§ The task: Below are the data; count the lines with the string "label" in them and give that number only.

§ Records provided:
-----

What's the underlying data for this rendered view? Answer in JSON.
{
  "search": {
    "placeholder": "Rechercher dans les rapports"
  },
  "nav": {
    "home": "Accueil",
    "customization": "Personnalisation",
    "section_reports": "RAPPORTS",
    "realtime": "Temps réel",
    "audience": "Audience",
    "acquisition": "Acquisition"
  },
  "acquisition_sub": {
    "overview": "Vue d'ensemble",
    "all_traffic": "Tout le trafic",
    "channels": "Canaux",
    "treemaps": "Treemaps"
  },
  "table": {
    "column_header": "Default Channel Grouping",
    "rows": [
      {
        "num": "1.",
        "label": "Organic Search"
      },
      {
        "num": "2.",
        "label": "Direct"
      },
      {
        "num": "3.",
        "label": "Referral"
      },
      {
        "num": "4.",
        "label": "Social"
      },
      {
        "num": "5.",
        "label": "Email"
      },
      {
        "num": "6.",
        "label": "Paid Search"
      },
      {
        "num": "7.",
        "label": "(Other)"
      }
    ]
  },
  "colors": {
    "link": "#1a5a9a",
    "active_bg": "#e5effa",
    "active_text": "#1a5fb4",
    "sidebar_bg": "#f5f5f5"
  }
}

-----

§ Result for this exercise: 7